Originally Posted by AzO
"Deathstar" has nothing to do with Hitachi, it was a IBM issue over a decade ago. IBM gave up on their hdd sector which gave rise to companies like WD and Seagate, IBM finally sold off their failing hdd biz to Hitachi in 2002.
A bit of a correction here:
It was a bit under a decade ago, and both WD and Seagate have been major players in the HDD industry since long before IBM sold their hard drive division to Hitachi.
Originally Posted by EvanPitts
However - it's not like that in the real world. Look whay happened when Mercedes Benz purchased Chrysler. They didn't start making better Chrylsers, rather, Mercedes started making junkmobiles.
I think this deal is showing the true light of the situation, that we are now are pretty much at the end of HDDs, with only perhaps Samsung left as a true quality make for mass storage - while a whole host of SSD makers will now emerge with competitive products.

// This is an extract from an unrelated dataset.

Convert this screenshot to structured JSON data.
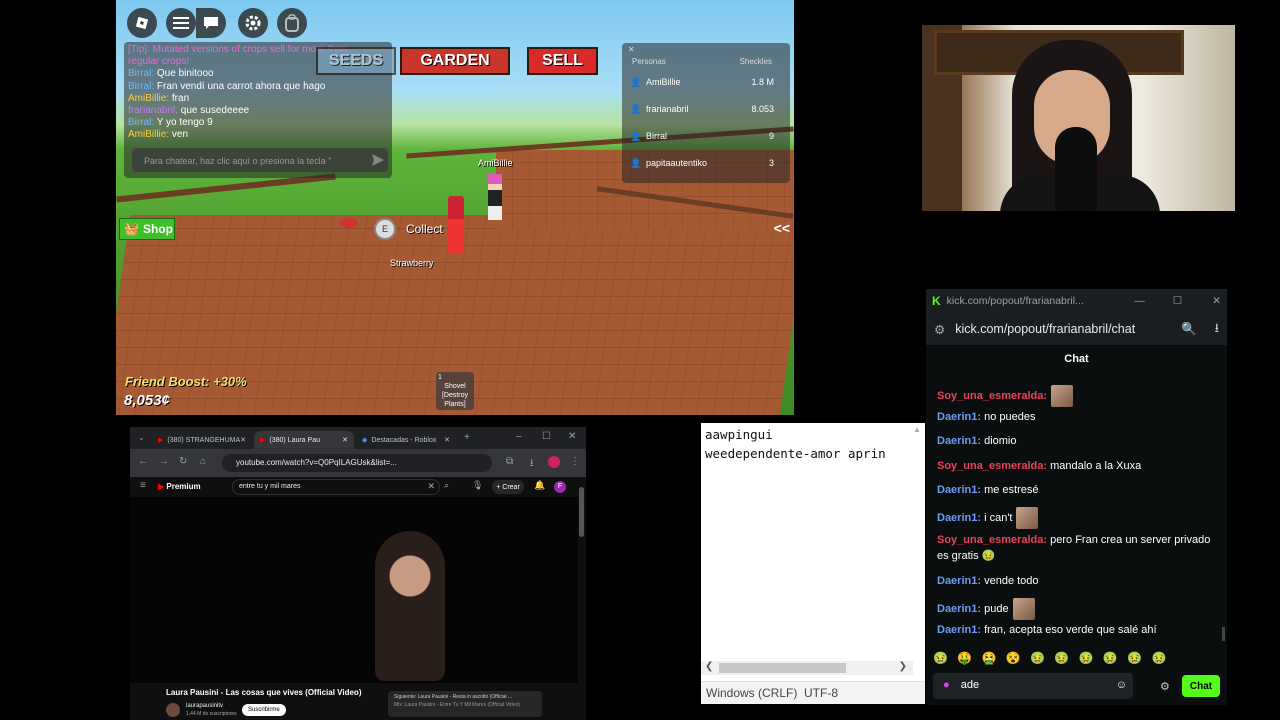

SSDs are not competitive yet, except perhaps in speed, but if they can come up with technology where write cycles don't bork the media, they will have it made. But then, that will only happen when the industry isn't reliant upon Intel based designs, but of advanced designs of high quality from other firms.
Samsung isn't really exceptional as far as the numbers go, for either quality or performance. At best they are well balanced between speed, reliability, and price.
Also, HDDs aren't going anywhere for a while.
SSDs are nice, but it's going to take a major break through for them to be viable and affordable past 500GB or so. Every new generation of NAND flash is more fragile than the last (current top of the line MLC is only rated for 3,000 erase cycles).
Also, who is reliant on Intel based designs? Most SSDs don't use any Intel controlers or NAND.